16. If the primary goals of Grand Campaign are not met within the end of 1914, remember the Fire-Power warfare doctrine will bring a new strategic objective: a political victory.
17. In 1915+, the only way to win is to gain a "political" victory. It works so: war weariness and human losses will bear a heavier and heavier toll on National Will (NW) of each country, until they reach a critical threshold. Serious social troubles will erupt, and the more the NW will drop, the
more they will become dangerous (Strikes, then … Mutinies, … Revolution… Capitulation?).
18. To avoid a "political" defeat, or at least to limit the risks, each country may react and try to improve its NW, through Political Actions and military victory on the battlefield (including conquest of enemy capital, important but no longer decisive). But all the above, and the length of the war, will weaken the national Parliament, which in turns affects NW on the long run. Therefore the goal is to force the opponent to become politically fragile in order to decrease its NW and send him beyond the critical thresholds.
19. Caporetto and Palestine scenarios are a good example of Trench warfare. Try them… you will so experience the complexity of the management of a Grand Offensive benefiting at the same time of the simplicity of a small scenario.
20. The scenarios of 1916 and 1918 are very complex.
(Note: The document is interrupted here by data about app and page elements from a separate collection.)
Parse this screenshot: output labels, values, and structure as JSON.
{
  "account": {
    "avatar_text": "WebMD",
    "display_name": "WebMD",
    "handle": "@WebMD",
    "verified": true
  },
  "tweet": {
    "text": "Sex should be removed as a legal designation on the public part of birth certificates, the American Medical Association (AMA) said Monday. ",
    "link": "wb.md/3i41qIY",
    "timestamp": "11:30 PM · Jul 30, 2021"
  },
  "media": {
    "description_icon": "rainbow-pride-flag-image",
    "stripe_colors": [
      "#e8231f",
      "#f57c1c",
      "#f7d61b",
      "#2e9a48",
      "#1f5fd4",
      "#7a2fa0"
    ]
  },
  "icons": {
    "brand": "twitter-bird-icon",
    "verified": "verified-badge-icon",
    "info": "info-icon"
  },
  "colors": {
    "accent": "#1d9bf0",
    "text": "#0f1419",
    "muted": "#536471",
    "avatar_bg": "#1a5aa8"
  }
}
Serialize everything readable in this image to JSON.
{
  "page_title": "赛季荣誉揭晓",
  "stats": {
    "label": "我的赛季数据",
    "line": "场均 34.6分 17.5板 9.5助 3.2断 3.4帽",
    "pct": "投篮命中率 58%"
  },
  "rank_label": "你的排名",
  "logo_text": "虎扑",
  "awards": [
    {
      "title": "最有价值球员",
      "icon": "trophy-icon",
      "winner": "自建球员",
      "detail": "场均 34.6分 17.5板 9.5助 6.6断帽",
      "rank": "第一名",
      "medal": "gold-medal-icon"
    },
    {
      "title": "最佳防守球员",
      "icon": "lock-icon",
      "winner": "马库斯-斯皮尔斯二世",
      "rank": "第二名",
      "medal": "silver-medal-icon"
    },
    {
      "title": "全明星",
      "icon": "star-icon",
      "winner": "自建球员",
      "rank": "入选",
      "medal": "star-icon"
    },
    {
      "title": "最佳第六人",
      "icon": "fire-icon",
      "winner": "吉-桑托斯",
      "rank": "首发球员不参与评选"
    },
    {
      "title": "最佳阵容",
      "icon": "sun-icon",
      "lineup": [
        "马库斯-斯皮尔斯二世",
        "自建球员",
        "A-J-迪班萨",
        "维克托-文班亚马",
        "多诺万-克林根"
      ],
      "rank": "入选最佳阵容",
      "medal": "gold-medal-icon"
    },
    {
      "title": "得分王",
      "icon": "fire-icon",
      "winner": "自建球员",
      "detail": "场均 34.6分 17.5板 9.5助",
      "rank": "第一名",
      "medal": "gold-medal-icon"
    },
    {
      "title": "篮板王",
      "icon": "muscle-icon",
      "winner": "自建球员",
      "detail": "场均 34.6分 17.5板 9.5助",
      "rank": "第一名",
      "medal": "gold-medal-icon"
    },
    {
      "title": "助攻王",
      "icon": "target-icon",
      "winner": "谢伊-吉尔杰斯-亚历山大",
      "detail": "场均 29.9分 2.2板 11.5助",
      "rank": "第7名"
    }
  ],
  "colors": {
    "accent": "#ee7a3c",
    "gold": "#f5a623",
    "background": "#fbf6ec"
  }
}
Do not try them if you are still at the beginning of the game "learning curve"… You could be overwhelmed by the complexity of managing the trench warfare.
21. You can see sandbags around the unit 3D sprite base... in all cases, the number is the entrenchment level (i.e. the strength of the trenches)... this number directly adds to the defense value of each unit, making them even more difficult to crack in battle.